Just like he did at NDSU, Wentz shows up early, stays late, and is so consumed by football that his girlfriend recently told the New York Post that she’s caught him watching game film on his cell phone during date night. He’s gritty, not afraid to take a hit or to stand tall in the pocket and deliver a strike knowing that he’s going to get lit up like a Christmas tree by a linebacker moving at him like a freight train. That takes major cajones. It’s leading by example–again, just like Wentz did at NDSU when he came back after breaking his wrist to lead the Bison to a fifth straight national championship after having not played in a game for nearly three months.
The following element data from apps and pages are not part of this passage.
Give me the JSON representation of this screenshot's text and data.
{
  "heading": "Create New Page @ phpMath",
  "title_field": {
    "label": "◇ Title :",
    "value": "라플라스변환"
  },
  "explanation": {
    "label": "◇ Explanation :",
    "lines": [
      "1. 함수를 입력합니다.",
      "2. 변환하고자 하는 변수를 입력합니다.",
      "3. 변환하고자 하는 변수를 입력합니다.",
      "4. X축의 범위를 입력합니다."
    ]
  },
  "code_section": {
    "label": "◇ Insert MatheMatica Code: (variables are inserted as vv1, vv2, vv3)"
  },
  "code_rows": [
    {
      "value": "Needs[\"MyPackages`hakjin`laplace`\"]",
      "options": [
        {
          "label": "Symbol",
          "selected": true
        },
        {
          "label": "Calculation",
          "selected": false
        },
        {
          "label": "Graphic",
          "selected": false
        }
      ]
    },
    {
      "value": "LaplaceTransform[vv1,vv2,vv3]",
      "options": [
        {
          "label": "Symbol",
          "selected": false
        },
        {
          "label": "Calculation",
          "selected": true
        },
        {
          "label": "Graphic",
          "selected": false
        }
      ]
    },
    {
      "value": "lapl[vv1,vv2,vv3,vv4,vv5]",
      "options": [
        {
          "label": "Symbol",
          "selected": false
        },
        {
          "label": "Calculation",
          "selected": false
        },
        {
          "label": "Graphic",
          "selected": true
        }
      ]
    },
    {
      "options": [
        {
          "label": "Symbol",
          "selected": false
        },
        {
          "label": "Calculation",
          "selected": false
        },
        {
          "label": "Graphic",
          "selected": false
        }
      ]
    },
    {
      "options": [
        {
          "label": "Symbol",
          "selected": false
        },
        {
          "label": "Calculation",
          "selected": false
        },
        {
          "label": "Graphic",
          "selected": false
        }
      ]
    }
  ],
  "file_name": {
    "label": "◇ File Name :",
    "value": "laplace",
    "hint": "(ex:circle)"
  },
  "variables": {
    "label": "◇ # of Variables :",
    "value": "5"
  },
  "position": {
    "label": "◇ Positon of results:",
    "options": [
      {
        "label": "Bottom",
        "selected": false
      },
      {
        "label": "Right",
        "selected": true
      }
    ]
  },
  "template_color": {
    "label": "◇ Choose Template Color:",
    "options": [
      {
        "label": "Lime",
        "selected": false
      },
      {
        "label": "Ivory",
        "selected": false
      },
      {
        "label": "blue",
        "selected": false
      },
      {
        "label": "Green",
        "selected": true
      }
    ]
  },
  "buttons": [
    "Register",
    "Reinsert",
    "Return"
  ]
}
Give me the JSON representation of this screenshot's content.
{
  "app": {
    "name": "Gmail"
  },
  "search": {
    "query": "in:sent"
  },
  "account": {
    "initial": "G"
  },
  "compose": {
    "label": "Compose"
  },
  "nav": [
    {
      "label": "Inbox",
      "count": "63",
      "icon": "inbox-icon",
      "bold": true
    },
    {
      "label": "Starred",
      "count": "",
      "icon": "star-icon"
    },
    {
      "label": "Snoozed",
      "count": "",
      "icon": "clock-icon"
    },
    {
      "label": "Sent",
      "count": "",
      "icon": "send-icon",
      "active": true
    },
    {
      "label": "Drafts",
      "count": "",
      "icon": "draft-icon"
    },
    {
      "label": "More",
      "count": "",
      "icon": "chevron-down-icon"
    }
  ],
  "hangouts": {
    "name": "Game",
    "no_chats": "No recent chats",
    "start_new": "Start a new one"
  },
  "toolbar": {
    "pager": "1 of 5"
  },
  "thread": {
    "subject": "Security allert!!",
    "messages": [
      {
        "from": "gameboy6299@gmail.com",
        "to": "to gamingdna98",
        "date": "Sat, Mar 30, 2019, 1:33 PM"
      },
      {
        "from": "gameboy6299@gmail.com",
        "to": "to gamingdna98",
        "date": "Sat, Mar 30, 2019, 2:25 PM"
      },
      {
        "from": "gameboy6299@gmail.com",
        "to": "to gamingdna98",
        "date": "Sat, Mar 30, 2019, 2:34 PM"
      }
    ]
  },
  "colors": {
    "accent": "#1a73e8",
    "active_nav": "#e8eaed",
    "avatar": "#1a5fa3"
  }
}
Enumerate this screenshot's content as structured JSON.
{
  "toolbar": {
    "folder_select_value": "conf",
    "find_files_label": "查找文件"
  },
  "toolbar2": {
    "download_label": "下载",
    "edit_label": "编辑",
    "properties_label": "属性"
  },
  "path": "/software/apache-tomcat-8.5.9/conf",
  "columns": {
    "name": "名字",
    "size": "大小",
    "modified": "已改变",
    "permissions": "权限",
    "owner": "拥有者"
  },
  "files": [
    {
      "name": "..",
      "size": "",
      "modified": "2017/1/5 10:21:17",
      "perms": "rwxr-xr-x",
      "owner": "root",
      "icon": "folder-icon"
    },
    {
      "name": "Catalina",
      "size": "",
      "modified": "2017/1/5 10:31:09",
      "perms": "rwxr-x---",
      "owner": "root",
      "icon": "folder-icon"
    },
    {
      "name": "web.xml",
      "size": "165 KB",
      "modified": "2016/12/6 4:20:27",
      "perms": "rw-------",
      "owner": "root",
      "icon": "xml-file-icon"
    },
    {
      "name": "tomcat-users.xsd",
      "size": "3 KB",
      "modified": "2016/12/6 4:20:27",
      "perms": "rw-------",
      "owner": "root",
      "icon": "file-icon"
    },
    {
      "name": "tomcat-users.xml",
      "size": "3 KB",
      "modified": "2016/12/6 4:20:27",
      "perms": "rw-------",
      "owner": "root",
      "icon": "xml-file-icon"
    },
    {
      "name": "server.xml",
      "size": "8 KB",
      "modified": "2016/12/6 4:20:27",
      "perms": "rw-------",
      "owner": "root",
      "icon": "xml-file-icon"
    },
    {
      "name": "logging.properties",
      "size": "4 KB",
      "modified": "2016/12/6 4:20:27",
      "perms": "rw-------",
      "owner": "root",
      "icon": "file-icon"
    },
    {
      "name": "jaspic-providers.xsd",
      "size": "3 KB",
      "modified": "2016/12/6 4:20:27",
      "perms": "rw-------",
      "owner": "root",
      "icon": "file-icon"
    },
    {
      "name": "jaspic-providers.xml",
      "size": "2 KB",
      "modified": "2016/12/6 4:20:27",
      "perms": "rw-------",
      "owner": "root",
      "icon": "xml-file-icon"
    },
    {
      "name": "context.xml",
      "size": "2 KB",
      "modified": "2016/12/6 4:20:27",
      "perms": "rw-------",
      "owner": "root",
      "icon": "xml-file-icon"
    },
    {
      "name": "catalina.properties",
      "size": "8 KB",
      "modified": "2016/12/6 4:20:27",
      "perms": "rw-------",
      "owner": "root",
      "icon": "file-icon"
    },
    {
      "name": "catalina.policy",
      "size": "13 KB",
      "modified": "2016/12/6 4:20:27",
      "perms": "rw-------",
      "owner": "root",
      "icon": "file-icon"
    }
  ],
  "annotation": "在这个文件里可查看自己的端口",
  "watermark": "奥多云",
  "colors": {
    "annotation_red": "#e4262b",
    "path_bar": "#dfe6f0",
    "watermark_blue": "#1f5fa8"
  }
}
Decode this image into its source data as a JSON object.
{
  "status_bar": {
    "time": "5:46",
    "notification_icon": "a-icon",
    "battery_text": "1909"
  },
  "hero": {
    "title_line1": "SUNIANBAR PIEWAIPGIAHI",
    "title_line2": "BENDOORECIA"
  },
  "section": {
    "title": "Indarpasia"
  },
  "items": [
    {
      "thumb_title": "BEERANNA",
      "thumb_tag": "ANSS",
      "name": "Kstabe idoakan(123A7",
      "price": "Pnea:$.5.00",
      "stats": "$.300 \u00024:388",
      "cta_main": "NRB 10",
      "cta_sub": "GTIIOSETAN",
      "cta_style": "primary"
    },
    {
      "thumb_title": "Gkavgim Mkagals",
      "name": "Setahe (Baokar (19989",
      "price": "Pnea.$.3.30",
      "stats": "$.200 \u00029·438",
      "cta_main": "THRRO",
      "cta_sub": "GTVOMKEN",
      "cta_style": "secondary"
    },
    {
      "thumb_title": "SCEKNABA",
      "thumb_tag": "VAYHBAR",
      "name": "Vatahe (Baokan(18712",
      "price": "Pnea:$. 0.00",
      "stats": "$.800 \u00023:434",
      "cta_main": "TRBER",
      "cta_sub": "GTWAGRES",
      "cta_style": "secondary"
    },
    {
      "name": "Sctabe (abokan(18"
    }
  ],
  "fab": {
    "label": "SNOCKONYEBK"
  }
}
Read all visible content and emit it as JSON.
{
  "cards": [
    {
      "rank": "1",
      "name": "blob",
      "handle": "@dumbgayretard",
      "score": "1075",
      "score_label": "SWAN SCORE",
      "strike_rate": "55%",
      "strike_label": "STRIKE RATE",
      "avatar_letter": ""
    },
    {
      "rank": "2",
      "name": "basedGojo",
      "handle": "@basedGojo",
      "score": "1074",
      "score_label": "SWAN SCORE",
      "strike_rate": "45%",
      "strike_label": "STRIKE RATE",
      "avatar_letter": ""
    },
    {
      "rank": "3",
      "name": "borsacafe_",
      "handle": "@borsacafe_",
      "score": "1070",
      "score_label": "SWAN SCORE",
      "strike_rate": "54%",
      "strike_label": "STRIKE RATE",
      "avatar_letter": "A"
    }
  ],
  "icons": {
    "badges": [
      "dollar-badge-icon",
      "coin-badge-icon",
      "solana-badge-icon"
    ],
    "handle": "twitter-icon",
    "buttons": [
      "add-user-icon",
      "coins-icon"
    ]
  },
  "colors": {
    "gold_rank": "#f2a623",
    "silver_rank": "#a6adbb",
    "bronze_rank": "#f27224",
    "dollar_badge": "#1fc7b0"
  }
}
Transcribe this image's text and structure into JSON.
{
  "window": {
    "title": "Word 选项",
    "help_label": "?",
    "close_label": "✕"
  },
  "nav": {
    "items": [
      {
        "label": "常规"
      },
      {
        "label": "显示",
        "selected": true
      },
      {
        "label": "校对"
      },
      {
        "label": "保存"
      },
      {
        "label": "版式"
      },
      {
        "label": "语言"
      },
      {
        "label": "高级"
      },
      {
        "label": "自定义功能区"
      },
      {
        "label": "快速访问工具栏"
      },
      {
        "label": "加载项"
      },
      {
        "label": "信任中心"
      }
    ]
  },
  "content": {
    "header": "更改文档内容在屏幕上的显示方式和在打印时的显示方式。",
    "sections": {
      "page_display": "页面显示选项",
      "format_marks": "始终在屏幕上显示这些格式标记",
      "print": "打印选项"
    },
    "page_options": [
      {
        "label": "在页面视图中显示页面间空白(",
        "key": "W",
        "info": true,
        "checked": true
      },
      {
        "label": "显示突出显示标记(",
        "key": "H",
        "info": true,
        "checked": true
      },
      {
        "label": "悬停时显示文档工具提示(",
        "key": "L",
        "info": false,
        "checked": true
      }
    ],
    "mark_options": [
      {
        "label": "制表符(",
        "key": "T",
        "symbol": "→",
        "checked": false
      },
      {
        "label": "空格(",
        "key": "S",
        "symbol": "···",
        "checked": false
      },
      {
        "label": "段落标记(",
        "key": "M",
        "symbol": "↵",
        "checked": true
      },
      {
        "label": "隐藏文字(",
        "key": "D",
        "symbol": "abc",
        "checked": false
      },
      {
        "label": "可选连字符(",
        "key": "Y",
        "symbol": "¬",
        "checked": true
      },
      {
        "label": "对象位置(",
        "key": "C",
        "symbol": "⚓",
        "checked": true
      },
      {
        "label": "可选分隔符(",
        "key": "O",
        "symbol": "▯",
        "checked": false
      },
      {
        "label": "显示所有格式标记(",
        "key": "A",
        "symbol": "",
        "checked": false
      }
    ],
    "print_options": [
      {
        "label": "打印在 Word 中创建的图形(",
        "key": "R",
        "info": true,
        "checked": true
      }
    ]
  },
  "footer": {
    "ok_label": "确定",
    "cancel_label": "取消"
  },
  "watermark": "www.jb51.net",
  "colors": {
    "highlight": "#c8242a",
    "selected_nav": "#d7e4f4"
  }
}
It goes without saying that the rookie quarterback has won over a locker room of established veterans.
Who could have possibly seen all of this coming? Not just the fact that Wentz is starting, but looking like a top tier NFL quarterback in guiding the Eagles to a 3-0 start heading into their bye week, one of five undefeated teams in the league (along with teams like the Patriots and Broncos and, of course, Vikings) through September and on top of the NFC East. A few local media folks have penned that absolutely nobody saw this coming, even the homer-est of the homer Bison fans. Really? Check out the April 2016 version of this column, “Nothing small-time about Wentz or North Dakota State,” written before the Eagles changed the course of their franchise by taking Wentz.
The summation of that column said, in essence, that this Wentz guy is going to be good, very good. The closing paragraph warned teams that passed on Wentz to start updating their resumes. “So, for those expert analysts and NFL execs knocking Wentz for playing at some small school in Fargo, N.D., I’ll leave you with this: start updating your resume. There is nothing small-time about Wentz or NDSU. If you pass on Wentz because you have some misconception of the level of play at NDSU, get ready for the red-haired, faith-based, hometown, pride of North Dakota kid from tiny Bismarck to spend the next 15 seasons stealing your lunch on the NFL playground.”
Wentz is three games into his NFL career and picking on defenses like we saw him do time and time again at NDSU. He’s leading the Eagles just like he led the Bison. How is any of that surprising? It’s not. Like the Browns, Bears, and the Steelers have all recently learned, there’s nothing small-time about Wentz or North Dakota State. As they say in Philly, “Fly Eagles Fly!” Everybody up for the kickoff, the march is on!